You may have seen him on ‘The Colbert Report,’ ’60 Minutes’ or this past Thursday, standing under the lights in Billings North Lounge. Former President of Middlebury College Dr. John McCardell led a discussion about lowering the drinking age in Vermont from 21 to 18. McCardell is the founder and president of Choose Responsibility, a nonprofit organization aimed at encouraging discussion about alcohol, American culture and lowering the drinking age. ‘Young people drink. People under 21 drink. They are going to get their hands on it. How can we make it safe and responsible?’ State Representative Kesha Ram said as she introduced McCardell. McCardell began by asking the audience how many of them had consumed alcohol before they turned 21. The majority of the room raised their hands. ‘This law is out of staff with the social and cultural realities,’ he said. ‘Seventy-five percent of high school students, 60 percent of sophomores and 40 percent of eighth graders have had alcohol,’ McCardell said. ‘You can say a lot about this but you cannot say the 21-year-old drinking age law is working.’ This 21-year-old drinking age has caused more problems than it has fixed, he said. ‘This law has created a clandestine, goal-oriented, binge-drinking culture,’ McCardell said. Director of Student Life Stacey Miller said that the college drinking culture is the core issue. ‘It is just natural when you get away from your parents, you are going to do crazy, zany things,’ she said. ‘I think first years are going to do the same thing whether the drinking age is changed or not.’ More needs to be done to remedy this problem than the change of one law, she said. ‘What are we going to do [as a society] to create a new drinking culture?

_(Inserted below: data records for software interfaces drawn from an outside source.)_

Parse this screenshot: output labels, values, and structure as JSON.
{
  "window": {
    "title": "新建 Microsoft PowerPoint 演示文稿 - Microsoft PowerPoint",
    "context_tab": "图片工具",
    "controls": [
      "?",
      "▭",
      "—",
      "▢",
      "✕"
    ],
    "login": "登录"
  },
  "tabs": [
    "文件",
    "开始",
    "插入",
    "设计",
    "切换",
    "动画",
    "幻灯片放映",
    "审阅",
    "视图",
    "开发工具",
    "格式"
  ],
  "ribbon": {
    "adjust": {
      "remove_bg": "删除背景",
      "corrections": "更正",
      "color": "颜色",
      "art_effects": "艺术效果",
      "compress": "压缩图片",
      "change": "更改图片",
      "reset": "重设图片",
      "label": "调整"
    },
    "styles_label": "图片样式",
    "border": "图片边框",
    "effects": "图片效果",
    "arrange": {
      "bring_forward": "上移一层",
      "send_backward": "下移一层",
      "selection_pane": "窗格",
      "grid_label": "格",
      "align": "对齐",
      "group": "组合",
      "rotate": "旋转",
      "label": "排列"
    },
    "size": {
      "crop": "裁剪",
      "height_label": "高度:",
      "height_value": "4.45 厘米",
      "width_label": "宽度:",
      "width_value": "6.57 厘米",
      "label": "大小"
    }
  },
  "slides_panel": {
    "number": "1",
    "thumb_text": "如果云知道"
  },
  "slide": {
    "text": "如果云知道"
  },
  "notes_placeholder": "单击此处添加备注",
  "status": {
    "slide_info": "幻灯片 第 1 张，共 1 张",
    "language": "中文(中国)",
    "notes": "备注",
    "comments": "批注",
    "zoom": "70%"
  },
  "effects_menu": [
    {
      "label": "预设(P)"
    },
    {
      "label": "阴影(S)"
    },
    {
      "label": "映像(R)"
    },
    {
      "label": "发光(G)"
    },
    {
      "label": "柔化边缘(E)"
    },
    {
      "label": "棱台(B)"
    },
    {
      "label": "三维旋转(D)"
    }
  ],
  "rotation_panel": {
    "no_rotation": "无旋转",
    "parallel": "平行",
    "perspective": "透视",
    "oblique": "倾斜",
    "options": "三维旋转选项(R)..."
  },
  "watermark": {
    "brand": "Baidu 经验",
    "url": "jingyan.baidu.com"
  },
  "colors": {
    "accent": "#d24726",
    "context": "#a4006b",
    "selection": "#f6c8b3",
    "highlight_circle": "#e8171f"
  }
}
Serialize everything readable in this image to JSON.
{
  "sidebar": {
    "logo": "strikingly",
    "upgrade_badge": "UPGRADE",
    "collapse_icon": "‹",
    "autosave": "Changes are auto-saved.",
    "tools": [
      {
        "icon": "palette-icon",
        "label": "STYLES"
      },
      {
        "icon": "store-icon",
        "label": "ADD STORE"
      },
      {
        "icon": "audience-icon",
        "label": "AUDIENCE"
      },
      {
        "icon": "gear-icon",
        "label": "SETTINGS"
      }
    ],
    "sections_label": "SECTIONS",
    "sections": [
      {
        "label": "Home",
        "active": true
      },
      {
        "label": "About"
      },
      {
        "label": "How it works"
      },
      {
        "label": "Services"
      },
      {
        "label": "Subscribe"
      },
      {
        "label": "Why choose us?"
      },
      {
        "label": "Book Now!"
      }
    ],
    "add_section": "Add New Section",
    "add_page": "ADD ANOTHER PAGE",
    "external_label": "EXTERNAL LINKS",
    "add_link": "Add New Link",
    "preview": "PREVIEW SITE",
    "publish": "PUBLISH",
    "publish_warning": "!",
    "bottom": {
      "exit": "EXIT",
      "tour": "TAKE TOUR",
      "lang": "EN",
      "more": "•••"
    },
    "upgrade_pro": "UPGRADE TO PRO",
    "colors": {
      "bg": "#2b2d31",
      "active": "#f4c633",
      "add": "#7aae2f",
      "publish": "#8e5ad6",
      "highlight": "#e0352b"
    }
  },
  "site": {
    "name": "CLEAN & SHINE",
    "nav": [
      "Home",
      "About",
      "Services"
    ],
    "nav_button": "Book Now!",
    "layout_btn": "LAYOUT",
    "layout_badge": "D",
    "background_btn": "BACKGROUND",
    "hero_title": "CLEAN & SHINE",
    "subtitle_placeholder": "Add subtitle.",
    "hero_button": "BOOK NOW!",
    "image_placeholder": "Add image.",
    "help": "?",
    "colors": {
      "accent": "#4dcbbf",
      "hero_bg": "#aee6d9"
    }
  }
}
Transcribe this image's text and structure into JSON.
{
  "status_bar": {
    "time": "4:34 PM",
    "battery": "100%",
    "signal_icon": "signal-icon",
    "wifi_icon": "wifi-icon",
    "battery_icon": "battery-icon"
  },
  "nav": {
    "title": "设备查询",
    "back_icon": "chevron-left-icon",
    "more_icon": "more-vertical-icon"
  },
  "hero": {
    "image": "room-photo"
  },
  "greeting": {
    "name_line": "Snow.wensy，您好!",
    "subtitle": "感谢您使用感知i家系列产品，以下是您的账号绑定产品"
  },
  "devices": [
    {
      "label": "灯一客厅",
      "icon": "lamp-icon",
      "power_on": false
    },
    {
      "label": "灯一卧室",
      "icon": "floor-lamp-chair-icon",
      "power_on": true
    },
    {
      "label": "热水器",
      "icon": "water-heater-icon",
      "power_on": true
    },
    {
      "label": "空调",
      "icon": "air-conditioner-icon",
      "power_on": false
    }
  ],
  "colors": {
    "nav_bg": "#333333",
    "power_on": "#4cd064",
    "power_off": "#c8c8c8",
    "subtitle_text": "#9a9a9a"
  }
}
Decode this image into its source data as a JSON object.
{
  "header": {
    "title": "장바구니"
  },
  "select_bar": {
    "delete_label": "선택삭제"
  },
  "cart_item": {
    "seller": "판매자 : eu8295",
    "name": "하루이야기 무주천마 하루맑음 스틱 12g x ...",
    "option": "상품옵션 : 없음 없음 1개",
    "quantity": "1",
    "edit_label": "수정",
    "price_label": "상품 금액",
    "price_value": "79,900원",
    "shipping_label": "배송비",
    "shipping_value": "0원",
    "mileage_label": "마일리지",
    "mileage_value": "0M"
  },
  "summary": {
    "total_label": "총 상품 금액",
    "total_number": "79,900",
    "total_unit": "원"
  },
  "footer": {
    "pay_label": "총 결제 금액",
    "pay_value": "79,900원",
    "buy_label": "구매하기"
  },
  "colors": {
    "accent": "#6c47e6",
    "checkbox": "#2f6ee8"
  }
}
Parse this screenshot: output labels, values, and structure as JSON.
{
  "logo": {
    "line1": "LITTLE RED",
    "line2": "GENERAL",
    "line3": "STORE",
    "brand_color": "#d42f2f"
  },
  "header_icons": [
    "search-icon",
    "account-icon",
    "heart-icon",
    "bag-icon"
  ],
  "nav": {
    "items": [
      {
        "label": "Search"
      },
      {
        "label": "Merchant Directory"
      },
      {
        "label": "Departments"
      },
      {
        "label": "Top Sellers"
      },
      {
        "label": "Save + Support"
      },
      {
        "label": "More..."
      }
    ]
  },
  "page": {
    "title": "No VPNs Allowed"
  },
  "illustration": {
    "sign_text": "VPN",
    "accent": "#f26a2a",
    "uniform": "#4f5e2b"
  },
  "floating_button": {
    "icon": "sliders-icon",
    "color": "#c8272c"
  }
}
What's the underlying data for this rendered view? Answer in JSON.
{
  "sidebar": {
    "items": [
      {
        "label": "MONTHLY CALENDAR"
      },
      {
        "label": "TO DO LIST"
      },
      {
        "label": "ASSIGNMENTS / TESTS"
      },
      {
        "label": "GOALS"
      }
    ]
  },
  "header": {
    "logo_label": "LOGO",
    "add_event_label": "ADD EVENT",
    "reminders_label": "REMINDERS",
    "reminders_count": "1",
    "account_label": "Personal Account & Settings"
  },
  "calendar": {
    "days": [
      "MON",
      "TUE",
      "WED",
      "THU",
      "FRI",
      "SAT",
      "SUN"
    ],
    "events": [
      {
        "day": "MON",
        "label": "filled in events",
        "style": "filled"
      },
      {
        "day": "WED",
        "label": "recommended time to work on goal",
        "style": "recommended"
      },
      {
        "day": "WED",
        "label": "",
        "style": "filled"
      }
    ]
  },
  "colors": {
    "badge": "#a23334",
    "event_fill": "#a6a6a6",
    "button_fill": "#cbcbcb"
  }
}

There needs to be a bigger shift than just this law,’ Miller said. ‘What societal infrastructure are we going to create to promote a new culture?’ The current drinking age has caused problems and should be lowered, Steve Coon, the parent of a UVM student, said. ‘What is happening is that 18- to 21-year-old students have to find places to go. Instead of taking $20 to a bar to buy three beers and drinking in a supervised environment, they buy a case, go into a basement and play drinking games,’ Coon said. ‘If you can’t drink in a public place, but you are still drinking, what does that leave you with? A dorm? An off-campus apartment? A farm? These are the worst places to learn about and consume alcohol. It puts life, health and brain at risk,’ McCardell said. Sophomore Caroline Fenn does not agree that the entire state’s legislation should be changed. ‘I think that lowering the age in one area, like Burlington, as sort of a ‘tester’ would be a good idea,’ she said. ‘If the age changes to 18 everywhere, I feel like the amount of accidents caused by alcohol would greatly increase at first, but then go down.’ Another student said she is concerned with the effectiveness of changing legislation in just one state. ‘I don’t think it would work with just Vermont. It would work better if it were national instead of the idea of all the states against one state,’ she said. ‘Also, it is more likely that a 15-year-old will know someone who is 18, versus knowing someone who is 21, so younger teens will have more access to alcohol.’ McCardell invited the audience to a joint hearing two days later on underage drinking between the House and Senate committees responsible for alcohol policy. ‘Vermont is taking a leadership role on this issue,’ McCardell said. ‘What laboratory of progression is better than the Green Mountain State?’ States do not want to argue about the drinking age, because any state that lowers the drinking age loses 10 percent of their federal highway funds, McCardell said. ‘For Vermont, that 10 percent of federal highway funds adds up to $17.5 million dollars. It would fall on Vermonters to correct that justice,’ he said. McCardell encouraged audience members who agreed with the ideas of Choose Responsibility to sign a petition. ‘The state is ready to take this on in a bipartisan way and do what is best for us -‘- but they need to hear from us,’ McCardell said.